Segment Start: Source data

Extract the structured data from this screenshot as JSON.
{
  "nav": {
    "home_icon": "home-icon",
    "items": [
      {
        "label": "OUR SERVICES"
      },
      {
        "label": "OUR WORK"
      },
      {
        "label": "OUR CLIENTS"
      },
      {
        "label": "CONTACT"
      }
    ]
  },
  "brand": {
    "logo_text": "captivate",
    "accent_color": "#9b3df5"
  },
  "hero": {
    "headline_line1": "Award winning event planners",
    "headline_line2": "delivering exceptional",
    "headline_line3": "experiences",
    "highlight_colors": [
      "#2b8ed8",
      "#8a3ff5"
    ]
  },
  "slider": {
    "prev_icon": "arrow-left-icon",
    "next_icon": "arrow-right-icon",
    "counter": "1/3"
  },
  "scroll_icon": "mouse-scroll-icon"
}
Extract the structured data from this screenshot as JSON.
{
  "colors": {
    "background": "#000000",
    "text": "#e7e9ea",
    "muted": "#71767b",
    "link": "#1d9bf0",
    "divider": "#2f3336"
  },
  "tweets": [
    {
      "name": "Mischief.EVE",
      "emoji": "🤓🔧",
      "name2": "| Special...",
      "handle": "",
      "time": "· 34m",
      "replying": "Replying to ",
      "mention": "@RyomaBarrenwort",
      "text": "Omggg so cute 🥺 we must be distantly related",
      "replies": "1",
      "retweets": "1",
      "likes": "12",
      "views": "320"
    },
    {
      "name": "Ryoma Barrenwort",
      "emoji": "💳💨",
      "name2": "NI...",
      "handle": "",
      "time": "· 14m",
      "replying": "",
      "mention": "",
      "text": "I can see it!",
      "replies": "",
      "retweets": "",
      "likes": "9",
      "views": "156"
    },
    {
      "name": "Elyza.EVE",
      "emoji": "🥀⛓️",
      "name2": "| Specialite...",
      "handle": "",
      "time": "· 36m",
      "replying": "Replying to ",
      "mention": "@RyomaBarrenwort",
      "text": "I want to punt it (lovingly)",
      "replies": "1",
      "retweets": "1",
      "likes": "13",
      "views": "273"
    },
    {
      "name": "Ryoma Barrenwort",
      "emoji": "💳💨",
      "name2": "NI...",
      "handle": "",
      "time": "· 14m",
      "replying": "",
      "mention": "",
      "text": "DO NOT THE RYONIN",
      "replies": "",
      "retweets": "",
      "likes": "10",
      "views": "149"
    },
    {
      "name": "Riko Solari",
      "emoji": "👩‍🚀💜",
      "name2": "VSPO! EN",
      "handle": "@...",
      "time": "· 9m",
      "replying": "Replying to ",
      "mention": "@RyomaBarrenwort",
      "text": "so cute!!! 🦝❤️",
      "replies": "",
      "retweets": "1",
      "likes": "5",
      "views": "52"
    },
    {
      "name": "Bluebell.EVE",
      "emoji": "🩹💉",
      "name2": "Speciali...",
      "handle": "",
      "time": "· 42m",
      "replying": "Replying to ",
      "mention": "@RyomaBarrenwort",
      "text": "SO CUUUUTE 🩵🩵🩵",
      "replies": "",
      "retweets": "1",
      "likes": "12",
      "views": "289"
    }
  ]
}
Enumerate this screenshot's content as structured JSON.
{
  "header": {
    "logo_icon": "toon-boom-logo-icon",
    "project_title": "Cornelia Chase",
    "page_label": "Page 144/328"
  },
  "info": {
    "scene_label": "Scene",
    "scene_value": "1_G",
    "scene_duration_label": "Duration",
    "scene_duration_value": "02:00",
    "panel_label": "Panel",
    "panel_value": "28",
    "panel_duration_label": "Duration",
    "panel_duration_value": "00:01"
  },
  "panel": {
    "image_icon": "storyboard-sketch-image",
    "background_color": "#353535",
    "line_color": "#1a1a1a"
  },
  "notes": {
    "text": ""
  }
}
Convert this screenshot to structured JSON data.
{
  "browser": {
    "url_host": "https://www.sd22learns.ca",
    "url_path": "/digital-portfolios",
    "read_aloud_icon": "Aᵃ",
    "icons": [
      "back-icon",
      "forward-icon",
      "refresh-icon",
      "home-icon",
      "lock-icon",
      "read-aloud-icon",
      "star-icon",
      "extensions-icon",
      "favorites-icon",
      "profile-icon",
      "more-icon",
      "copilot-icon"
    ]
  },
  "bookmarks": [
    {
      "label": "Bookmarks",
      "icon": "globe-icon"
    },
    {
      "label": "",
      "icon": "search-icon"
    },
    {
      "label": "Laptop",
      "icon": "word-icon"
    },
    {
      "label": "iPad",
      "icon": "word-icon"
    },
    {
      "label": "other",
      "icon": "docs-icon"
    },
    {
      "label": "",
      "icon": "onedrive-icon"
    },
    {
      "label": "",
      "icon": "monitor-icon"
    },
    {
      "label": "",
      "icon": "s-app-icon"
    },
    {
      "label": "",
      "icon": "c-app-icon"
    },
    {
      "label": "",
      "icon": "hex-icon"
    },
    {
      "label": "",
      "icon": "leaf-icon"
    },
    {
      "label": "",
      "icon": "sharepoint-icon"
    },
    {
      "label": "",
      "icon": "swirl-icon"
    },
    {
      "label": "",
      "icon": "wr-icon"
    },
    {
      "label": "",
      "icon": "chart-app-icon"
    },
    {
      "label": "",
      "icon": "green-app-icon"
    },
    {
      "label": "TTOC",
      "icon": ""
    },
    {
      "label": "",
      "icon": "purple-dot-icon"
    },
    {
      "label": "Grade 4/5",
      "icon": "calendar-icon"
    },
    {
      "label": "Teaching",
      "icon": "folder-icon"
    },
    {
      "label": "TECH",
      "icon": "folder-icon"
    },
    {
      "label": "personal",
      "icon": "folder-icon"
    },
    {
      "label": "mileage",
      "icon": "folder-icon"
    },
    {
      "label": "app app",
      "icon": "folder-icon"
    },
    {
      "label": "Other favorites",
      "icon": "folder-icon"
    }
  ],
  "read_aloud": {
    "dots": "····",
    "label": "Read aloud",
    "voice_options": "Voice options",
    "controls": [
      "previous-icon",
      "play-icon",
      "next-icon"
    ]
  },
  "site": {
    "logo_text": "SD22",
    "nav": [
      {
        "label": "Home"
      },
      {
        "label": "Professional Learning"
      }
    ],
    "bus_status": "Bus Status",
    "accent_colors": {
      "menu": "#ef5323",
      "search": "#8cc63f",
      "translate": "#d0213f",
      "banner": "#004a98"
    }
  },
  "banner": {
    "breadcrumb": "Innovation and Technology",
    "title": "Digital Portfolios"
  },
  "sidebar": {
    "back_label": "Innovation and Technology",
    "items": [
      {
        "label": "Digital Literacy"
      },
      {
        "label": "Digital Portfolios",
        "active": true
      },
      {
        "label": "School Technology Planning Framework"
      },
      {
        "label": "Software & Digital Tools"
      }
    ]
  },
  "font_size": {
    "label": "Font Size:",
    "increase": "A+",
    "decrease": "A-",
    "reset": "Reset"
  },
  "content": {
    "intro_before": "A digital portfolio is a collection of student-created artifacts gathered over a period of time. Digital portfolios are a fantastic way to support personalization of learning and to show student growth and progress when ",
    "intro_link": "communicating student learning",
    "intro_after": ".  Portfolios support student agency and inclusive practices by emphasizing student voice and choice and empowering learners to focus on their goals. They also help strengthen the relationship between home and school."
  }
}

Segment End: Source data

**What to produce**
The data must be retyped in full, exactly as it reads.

**Response box**
Extract the structured data from this screenshot as JSON.
{
  "nav": {
    "home_icon": "home-icon",
    "items": [
      {
        "label": "OUR SERVICES"
      },
      {
        "label": "OUR WORK"
      },
      {
        "label": "OUR CLIENTS"
      },
      {
        "label": "CONTACT"
      }
    ]
  },
  "brand": {
    "logo_text": "captivate",
    "accent_color": "#9b3df5"
  },
  "hero": {
    "headline_line1": "Award winning event planners",
    "headline_line2": "delivering exceptional",
    "headline_line3": "experiences",
    "highlight_colors": [
      "#2b8ed8",
      "#8a3ff5"
    ]
  },
  "slider": {
    "prev_icon": "arrow-left-icon",
    "next_icon": "arrow-right-icon",
    "counter": "1/3"
  },
  "scroll_icon": "mouse-scroll-icon"
}
Extract the structured data from this screenshot as JSON.
{
  "colors": {
    "background": "#000000",
    "text": "#e7e9ea",
    "muted": "#71767b",
    "link": "#1d9bf0",
    "divider": "#2f3336"
  },
  "tweets": [
    {
      "name": "Mischief.EVE",
      "emoji": "🤓🔧",
      "name2": "| Special...",
      "handle": "",
      "time": "· 34m",
      "replying": "Replying to ",
      "mention": "@RyomaBarrenwort",
      "text": "Omggg so cute 🥺 we must be distantly related",
      "replies": "1",
      "retweets": "1",
      "likes": "12",
      "views": "320"
    },
    {
      "name": "Ryoma Barrenwort",
      "emoji": "💳💨",
      "name2": "NI...",
      "handle": "",
      "time": "· 14m",
      "replying": "",
      "mention": "",
      "text": "I can see it!",
      "replies": "",
      "retweets": "",
      "likes": "9",
      "views": "156"
    },
    {
      "name": "Elyza.EVE",
      "emoji": "🥀⛓️",
      "name2": "| Specialite...",
      "handle": "",
      "time": "· 36m",
      "replying": "Replying to ",
      "mention": "@RyomaBarrenwort",
      "text": "I want to punt it (lovingly)",
      "replies": "1",
      "retweets": "1",
      "likes": "13",
      "views": "273"
    },
    {
      "name": "Ryoma Barrenwort",
      "emoji": "💳💨",
      "name2": "NI...",
      "handle": "",
      "time": "· 14m",
      "replying": "",
      "mention": "",
      "text": "DO NOT THE RYONIN",
      "replies": "",
      "retweets": "",
      "likes": "10",
      "views": "149"
    },
    {
      "name": "Riko Solari",
      "emoji": "👩‍🚀💜",
      "name2": "VSPO! EN",
      "handle": "@...",
      "time": "· 9m",
      "replying": "Replying to ",
      "mention": "@RyomaBarrenwort",
      "text": "so cute!!! 🦝❤️",
      "replies": "",
      "retweets": "1",
      "likes": "5",
      "views": "52"
    },
    {
      "name": "Bluebell.EVE",
      "emoji": "🩹💉",
      "name2": "Speciali...",
      "handle": "",
      "time": "· 42m",
      "replying": "Replying to ",
      "mention": "@RyomaBarrenwort",
      "text": "SO CUUUUTE 🩵🩵🩵",
      "replies": "",
      "retweets": "1",
      "likes": "12",
      "views": "289"
    }
  ]
}
Enumerate this screenshot's content as structured JSON.
{
  "header": {
    "logo_icon": "toon-boom-logo-icon",
    "project_title": "Cornelia Chase",
    "page_label": "Page 144/328"
  },
  "info": {
    "scene_label": "Scene",
    "scene_value": "1_G",
    "scene_duration_label": "Duration",
    "scene_duration_value": "02:00",
    "panel_label": "Panel",
    "panel_value": "28",
    "panel_duration_label": "Duration",
    "panel_duration_value": "00:01"
  },
  "panel": {
    "image_icon": "storyboard-sketch-image",
    "background_color": "#353535",
    "line_color": "#1a1a1a"
  },
  "notes": {
    "text": ""
  }
}
Convert this screenshot to structured JSON data.
{
  "browser": {
    "url_host": "https://www.sd22learns.ca",
    "url_path": "/digital-portfolios",
    "read_aloud_icon": "Aᵃ",
    "icons": [
      "back-icon",
      "forward-icon",
      "refresh-icon",
      "home-icon",
      "lock-icon",
      "read-aloud-icon",
      "star-icon",
      "extensions-icon",
      "favorites-icon",
      "profile-icon",
      "more-icon",
      "copilot-icon"
    ]
  },
  "bookmarks": [
    {
      "label": "Bookmarks",
      "icon": "globe-icon"
    },
    {
      "label": "",
      "icon": "search-icon"
    },
    {
      "label": "Laptop",
      "icon": "word-icon"
    },
    {
      "label": "iPad",
      "icon": "word-icon"
    },
    {
      "label": "other",
      "icon": "docs-icon"
    },
    {
      "label": "",
      "icon": "onedrive-icon"
    },
    {
      "label": "",
      "icon": "monitor-icon"
    },
    {
      "label": "",
      "icon": "s-app-icon"
    },
    {
      "label": "",
      "icon": "c-app-icon"
    },
    {
      "label": "",
      "icon": "hex-icon"
    },
    {
      "label": "",
      "icon": "leaf-icon"
    },
    {
      "label": "",
      "icon": "sharepoint-icon"
    },
    {
      "label": "",
      "icon": "swirl-icon"
    },
    {
      "label": "",
      "icon": "wr-icon"
    },
    {
      "label": "",
      "icon": "chart-app-icon"
    },
    {
      "label": "",
      "icon": "green-app-icon"
    },
    {
      "label": "TTOC",
      "icon": ""
    },
    {
      "label": "",
      "icon": "purple-dot-icon"
    },
    {
      "label": "Grade 4/5",
      "icon": "calendar-icon"
    },
    {
      "label": "Teaching",
      "icon": "folder-icon"
    },
    {
      "label": "TECH",
      "icon": "folder-icon"
    },
    {
      "label": "personal",
      "icon": "folder-icon"
    },
    {
      "label": "mileage",
      "icon": "folder-icon"
    },
    {
      "label": "app app",
      "icon": "folder-icon"
    },
    {
      "label": "Other favorites",
      "icon": "folder-icon"
    }
  ],
  "read_aloud": {
    "dots": "····",
    "label": "Read aloud",
    "voice_options": "Voice options",
    "controls": [
      "previous-icon",
      "play-icon",
      "next-icon"
    ]
  },
  "site": {
    "logo_text": "SD22",
    "nav": [
      {
        "label": "Home"
      },
      {
        "label": "Professional Learning"
      }
    ],
    "bus_status": "Bus Status",
    "accent_colors": {
      "menu": "#ef5323",
      "search": "#8cc63f",
      "translate": "#d0213f",
      "banner": "#004a98"
    }
  },
  "banner": {
    "breadcrumb": "Innovation and Technology",
    "title": "Digital Portfolios"
  },
  "sidebar": {
    "back_label": "Innovation and Technology",
    "items": [
      {
        "label": "Digital Literacy"
      },
      {
        "label": "Digital Portfolios",
        "active": true
      },
      {
        "label": "School Technology Planning Framework"
      },
      {
        "label": "Software & Digital Tools"
      }
    ]
  },
  "font_size": {
    "label": "Font Size:",
    "increase": "A+",
    "decrease": "A-",
    "reset": "Reset"
  },
  "content": {
    "intro_before": "A digital portfolio is a collection of student-created artifacts gathered over a period of time. Digital portfolios are a fantastic way to support personalization of learning and to show student growth and progress when ",
    "intro_link": "communicating student learning",
    "intro_after": ".  Portfolios support student agency and inclusive practices by emphasizing student voice and choice and empowering learners to focus on their goals. They also help strengthen the relationship between home and school."
  }
}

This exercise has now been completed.